If you have any questions about this material, please contact Andy.


V. Applications of the RRL Reddening Method

Once we have established the intrinsic (V-I) color of RRL, and any metal-abundance and period dependence it may have, we and other astronomers can use the relationship to measure the absorption and reddenings of interesting objects in high-reddening regions. Here are a few examples;

Globular clusters are old groups of stars. Many of them contain RRL, and many are located near the Plane. Observers take images of a cluster over the course of many nights, and determine the brightness and color changes of any RRL. They determine the average (V-I) color of each variable, and compare it to the intrinsic (V-I) of RRL from our Project.
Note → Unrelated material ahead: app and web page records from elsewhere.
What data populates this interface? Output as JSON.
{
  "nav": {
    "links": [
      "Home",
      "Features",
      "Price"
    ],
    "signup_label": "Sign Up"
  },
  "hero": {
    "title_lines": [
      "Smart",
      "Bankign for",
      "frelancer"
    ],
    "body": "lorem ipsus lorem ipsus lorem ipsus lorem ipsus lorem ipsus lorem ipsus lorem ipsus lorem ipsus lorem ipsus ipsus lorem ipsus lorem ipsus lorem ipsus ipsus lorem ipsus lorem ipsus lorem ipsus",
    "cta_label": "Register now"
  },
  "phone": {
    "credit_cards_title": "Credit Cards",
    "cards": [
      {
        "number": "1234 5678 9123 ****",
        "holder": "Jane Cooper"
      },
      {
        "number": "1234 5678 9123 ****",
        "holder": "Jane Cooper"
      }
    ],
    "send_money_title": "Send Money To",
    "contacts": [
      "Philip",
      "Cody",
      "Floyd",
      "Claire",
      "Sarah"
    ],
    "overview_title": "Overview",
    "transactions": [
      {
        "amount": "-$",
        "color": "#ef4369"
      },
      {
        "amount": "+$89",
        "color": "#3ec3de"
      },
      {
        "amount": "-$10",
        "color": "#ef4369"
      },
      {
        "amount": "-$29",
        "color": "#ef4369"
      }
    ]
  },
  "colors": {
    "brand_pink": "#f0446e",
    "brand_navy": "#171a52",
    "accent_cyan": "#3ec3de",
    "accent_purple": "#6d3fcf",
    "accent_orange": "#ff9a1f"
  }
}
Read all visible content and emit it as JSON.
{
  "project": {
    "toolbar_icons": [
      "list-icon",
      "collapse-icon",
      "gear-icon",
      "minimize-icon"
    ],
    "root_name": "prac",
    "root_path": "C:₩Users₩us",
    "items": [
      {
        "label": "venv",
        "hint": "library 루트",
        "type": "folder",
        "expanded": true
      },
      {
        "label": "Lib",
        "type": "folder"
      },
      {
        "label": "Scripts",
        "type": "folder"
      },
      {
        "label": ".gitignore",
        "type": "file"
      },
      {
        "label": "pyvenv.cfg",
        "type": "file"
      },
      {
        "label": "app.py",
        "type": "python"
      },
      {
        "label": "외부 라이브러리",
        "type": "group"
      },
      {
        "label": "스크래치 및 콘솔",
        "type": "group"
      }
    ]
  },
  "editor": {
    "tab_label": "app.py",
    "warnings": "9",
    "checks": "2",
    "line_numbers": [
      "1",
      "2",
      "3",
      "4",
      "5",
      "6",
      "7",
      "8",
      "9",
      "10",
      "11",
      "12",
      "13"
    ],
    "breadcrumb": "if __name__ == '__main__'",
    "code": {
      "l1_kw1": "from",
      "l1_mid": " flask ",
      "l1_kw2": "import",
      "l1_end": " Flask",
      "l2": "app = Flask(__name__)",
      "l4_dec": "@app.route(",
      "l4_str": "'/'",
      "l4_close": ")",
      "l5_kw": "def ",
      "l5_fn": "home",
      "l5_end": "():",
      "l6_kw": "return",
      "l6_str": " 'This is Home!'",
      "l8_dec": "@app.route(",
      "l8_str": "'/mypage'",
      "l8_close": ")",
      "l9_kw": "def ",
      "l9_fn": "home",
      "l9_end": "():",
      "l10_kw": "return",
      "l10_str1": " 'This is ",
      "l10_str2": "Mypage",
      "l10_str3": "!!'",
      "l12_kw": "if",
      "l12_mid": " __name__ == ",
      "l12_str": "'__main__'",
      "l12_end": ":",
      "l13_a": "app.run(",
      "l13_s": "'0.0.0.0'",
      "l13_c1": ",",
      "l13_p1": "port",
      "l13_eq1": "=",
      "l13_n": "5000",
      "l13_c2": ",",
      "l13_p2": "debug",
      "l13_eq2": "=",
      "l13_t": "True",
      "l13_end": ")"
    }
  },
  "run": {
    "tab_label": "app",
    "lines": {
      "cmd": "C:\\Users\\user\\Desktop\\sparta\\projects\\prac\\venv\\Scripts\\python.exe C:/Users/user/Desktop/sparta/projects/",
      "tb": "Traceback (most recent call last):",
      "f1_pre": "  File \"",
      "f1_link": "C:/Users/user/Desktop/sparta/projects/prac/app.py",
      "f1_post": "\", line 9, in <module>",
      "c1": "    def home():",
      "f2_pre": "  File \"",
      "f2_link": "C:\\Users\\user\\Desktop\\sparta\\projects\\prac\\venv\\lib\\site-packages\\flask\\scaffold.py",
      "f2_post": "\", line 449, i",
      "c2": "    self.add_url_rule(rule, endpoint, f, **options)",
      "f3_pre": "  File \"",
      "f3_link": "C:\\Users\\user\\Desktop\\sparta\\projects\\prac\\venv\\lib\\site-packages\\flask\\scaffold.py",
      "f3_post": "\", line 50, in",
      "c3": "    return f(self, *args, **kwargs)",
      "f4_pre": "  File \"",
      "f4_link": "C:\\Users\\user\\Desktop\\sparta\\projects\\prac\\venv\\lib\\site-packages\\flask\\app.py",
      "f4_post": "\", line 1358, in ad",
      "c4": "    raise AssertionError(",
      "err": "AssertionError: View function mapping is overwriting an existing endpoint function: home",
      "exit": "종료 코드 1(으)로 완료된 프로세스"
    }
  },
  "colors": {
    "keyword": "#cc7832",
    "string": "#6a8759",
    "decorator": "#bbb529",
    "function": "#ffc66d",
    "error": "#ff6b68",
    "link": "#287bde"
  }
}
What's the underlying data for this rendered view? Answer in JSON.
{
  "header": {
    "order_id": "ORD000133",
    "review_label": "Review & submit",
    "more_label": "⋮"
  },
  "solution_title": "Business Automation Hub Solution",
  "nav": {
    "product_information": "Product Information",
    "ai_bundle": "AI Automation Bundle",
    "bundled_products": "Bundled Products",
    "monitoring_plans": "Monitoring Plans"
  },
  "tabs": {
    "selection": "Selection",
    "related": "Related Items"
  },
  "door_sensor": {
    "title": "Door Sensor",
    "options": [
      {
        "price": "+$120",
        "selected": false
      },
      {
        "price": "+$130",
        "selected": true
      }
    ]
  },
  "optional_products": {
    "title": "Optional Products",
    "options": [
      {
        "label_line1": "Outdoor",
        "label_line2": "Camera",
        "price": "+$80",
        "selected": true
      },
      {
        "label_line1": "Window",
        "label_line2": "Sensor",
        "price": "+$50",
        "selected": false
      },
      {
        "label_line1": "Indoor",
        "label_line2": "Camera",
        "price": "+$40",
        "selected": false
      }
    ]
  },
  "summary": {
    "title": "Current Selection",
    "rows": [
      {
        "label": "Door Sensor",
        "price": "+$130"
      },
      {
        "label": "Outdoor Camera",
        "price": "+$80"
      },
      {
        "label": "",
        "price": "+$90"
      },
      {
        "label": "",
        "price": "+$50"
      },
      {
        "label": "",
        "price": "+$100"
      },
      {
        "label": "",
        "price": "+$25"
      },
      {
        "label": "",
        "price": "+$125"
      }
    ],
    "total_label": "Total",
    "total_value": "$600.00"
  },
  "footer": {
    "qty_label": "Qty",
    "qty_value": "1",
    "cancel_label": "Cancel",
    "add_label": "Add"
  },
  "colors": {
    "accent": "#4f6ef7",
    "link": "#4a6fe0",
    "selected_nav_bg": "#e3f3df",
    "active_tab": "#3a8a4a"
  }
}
The differences give the reddening of each RRL in the cluster. This can be used to correct the apparent brightness of the cluster RRL for interstellar absorption, and thus determine the correct distance to the cluster. Once the distance to the cluster is known, we can determine the age of the cluster from the luminosity of the stars at the main sequence turn-off. In particular, ages of globulars near the Galactic Center and near the disk are important, since they help us understand how the Galaxy formed. If the globulars near the Center are relatively old, it suggests the first episodes of star formation in our Galaxy occurred in this dense, central region. Studying the ages of globulars near the disk may help us understand how the disk formed -- gradually from the contracting halo, or rapidly from the "puffing up" effect of a gravitational interaction with another galaxy.

Many RRL exist outside of clusters near the center of the Galaxy. Here, the reddening is large and varies greatly from one point to another. Accurate reddenings must be determined for each star we are interested in, using the our RRL reddening method. This will help us measure more accurately the distance to the center of our Galaxy, and thus the size and scale of our Galaxy.

Many RRL exist in nearby galaxies. A few of these galaxies lie near the plane of our Galaxy, behind the curtain of dust in our our Galaxy. Here, the Schlegel et al. (1998) reddening maps give poor reddening estimates. Many of the galaxies also have significant amounts of gas and dust of their own, so their RRL are also subject to "internal reddening". Our method will measure the combined reddening produced by dust in our Galaxy and from dust in the distant galaxy itself. Determining distances to nearby galaxies will help us refine the size of the Local Group of galaxies and help us learn the sizes and other properties (radius, mass, age, etc) of these galaxies.

Andy Layden, updated Aug 2012-- Goto BGSU Physics -- Goto BGSU.

This project was supported by grants from the National Science Foundation and NASAnasa.